‘It will become unsafe’- ASMOF members speak out


ASMOF members Dr Setthy Ung, Associate Professor Richard Cracknell and Associate Professor Miriam Levy have publicly spoken out about health inequities and staffing challenges in South-West Sydney hospitals.

In a 10 News report A/Prof Levy said that funding arrangements at Liverpool Hospital ‘essentially has us screwed’ and noted that ‘as the population grows, it will become unsafe’.

Dr Ung exposed the 500 day waitlist for colonoscopy screening, whilst A/Prof Cracknell spoke to the difficulties in recruiting staff at Campbelltown and Camden hospitals.
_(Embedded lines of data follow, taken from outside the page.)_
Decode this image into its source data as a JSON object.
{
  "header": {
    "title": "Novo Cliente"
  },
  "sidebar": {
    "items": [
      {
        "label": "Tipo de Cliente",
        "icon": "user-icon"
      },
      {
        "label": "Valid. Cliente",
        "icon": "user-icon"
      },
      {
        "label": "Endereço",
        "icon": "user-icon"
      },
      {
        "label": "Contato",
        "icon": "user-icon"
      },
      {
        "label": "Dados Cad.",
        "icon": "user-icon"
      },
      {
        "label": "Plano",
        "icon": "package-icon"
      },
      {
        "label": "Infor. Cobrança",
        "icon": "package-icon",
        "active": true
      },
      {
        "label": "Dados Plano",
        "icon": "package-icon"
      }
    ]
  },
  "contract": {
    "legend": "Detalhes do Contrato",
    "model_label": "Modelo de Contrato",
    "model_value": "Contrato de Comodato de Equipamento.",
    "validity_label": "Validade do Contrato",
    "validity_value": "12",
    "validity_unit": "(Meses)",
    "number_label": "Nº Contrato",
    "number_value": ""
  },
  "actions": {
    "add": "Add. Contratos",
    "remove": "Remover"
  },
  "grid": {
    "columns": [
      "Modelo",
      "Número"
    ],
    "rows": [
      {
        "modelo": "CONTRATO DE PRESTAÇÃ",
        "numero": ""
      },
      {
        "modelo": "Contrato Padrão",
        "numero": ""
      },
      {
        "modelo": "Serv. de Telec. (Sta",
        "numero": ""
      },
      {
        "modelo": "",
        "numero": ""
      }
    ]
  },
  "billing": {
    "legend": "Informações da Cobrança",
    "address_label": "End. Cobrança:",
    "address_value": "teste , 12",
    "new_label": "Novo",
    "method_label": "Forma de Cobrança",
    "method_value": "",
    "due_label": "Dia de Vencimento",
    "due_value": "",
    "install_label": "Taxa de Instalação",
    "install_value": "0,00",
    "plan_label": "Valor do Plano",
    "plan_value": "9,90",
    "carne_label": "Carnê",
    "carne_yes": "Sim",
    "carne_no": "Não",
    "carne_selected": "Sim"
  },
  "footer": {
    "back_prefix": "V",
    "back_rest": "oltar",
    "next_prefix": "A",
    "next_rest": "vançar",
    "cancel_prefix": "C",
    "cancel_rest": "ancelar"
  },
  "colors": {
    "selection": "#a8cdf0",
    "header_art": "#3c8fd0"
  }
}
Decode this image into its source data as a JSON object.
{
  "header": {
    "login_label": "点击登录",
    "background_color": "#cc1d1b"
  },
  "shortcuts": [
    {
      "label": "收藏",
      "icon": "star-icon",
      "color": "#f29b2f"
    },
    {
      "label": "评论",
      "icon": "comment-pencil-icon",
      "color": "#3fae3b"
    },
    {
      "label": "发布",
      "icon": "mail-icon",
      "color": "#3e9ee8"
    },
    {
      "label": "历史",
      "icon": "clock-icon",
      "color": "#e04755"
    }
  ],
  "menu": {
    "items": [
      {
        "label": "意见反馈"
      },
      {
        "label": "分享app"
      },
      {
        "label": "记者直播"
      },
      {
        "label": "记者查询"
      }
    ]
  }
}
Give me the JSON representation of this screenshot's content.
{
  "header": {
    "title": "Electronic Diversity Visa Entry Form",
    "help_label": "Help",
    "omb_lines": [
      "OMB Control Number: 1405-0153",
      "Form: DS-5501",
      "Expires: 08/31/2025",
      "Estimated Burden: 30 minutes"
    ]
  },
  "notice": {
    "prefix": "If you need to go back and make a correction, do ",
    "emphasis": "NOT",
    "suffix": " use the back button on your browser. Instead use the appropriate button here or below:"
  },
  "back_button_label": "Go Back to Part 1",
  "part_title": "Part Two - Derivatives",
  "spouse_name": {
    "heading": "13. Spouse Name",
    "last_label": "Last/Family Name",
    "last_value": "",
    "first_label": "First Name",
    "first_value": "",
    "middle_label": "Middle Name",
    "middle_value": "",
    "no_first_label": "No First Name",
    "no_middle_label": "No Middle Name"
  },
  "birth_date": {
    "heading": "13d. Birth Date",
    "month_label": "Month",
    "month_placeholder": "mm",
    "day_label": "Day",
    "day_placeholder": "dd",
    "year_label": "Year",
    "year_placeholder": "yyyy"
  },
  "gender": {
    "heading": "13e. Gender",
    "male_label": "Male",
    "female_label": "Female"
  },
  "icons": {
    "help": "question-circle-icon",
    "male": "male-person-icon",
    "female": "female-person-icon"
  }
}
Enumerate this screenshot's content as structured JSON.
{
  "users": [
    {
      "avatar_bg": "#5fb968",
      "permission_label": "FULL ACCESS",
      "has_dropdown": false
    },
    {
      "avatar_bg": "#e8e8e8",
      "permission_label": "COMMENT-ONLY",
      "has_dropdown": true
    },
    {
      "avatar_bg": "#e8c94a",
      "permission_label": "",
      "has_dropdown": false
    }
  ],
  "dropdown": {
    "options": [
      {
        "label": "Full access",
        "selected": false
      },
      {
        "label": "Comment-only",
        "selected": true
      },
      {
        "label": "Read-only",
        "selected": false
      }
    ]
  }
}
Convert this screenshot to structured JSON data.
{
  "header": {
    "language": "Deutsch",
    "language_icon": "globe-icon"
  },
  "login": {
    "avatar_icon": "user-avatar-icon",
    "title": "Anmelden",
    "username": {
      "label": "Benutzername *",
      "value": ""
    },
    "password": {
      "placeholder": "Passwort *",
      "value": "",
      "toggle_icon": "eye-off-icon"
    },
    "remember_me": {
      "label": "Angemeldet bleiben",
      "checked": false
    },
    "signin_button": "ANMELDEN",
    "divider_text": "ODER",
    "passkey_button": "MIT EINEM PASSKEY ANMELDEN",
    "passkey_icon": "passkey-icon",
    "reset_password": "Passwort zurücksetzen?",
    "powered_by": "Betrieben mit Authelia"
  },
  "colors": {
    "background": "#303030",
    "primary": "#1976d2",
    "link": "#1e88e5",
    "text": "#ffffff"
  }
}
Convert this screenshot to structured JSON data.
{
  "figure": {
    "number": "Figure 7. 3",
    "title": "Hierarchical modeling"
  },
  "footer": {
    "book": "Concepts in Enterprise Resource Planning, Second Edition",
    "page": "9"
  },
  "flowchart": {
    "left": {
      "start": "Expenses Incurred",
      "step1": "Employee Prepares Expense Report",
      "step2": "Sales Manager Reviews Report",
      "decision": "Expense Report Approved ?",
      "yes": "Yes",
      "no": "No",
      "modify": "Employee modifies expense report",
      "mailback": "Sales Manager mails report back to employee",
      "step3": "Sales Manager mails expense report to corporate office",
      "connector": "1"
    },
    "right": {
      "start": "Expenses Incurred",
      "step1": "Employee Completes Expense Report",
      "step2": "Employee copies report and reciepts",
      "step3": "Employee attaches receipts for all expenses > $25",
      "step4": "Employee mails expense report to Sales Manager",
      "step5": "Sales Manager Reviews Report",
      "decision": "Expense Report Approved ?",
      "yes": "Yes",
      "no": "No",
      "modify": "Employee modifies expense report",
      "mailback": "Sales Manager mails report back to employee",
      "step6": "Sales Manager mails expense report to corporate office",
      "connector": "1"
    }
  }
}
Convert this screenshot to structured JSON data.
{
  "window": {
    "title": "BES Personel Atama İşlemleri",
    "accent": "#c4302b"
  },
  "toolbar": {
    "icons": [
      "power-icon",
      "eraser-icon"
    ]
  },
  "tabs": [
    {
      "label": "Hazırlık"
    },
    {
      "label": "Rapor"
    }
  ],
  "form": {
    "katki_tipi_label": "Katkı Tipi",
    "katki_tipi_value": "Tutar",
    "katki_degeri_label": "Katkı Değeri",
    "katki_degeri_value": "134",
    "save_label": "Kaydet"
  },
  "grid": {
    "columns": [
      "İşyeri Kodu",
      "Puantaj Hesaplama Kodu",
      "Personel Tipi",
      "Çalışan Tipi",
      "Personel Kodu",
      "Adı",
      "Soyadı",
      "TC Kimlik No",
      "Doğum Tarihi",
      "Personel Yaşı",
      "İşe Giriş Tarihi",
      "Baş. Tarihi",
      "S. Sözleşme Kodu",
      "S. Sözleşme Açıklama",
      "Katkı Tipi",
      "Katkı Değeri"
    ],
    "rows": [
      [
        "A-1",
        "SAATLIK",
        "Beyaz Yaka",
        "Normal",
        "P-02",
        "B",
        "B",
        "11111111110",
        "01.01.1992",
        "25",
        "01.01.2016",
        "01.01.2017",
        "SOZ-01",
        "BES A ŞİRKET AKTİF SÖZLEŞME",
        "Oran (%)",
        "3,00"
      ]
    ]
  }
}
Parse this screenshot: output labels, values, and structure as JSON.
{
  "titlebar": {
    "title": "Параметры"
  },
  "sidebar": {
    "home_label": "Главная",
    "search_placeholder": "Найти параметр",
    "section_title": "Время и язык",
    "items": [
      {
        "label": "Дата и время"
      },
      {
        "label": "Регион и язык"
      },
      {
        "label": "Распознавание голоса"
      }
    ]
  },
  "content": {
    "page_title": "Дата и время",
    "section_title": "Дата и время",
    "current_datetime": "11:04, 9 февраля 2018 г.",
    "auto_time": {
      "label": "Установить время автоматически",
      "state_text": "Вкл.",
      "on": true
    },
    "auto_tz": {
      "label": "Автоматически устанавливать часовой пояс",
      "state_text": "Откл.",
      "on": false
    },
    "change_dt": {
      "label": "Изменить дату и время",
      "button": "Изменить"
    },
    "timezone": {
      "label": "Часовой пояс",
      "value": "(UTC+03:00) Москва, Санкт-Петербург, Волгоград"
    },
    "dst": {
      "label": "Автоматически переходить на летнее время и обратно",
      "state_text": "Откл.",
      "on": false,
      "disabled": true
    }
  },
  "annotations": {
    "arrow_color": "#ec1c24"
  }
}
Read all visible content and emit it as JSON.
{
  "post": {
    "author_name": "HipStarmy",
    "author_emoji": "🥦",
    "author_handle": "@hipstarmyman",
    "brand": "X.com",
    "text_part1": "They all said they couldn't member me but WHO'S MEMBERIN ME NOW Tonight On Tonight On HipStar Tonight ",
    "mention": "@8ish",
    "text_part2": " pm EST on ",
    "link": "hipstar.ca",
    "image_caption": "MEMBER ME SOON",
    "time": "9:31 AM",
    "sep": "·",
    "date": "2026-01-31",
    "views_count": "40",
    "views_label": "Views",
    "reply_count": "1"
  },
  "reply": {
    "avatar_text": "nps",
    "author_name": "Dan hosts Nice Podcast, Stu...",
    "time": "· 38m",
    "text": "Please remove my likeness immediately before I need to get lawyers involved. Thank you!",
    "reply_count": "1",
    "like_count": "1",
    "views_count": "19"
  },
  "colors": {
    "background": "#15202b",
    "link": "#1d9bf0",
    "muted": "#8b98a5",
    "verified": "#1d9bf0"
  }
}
They were speaking publicly at hearings for the NSW Parliamentary Inquiry into Current and future provision of health services in the South-West Sydney Growth Region which was designed to gather information on funding and patient outcomes in South-West Sydney, and consider what level of services are needed.

Patient safety and staffing concerns were raised by a number of doctors in their submissions to the Inquiry. Liverpool Hospital Medical Staff Council, chaired by A/Prof Levy, provided detailed evidence of inadequate funding and called upon the NSW Government to listen to clinicians and provide funds urgently.

‘we are profoundly and unfairly under-resourced (see Figure 6) , with the lowest per population funding which when combined with the lowest rates of alternative health infrastructure in community, lowest private health insurance rates, and highest rates of culturally and linguistically diverse residents, mount to a significant strain on the hospital (see Figure 7) . The comparisons are irrefutable. The government asks for clinician engagement and we ask government to listen when we tell you that the health care challenges in South Western Sydney Local Health District cannot be met equitably unless we receive equitable funding.


..We cannot wait for buildings to be built and slowly filled as funds become available over the years. We need funds urgently, in advance of bricks and mortar. We would like our patients to receive a fair share of the health dollar so that their needs can be met.’


Staff specialists in the Rehabilitation Medicine service at Campbelltown and Camden Hospitals noted the:

‘overall reduction in the senior medical workforce in our Rehabilitation Medicine service compared to 12 years ago, despite increases in activity and the addition of new Rehabilitation Medicine services’.


It is unclear whether the doctors’ message has reached the NSW Government. Minister Hazzard denied there was inequity whilst NSW Premier Berejiklian pointed to spends on infrastructure as evidence of support for the region. You can watch the 10 News Report here and read doctors submissions to the Inquiry here.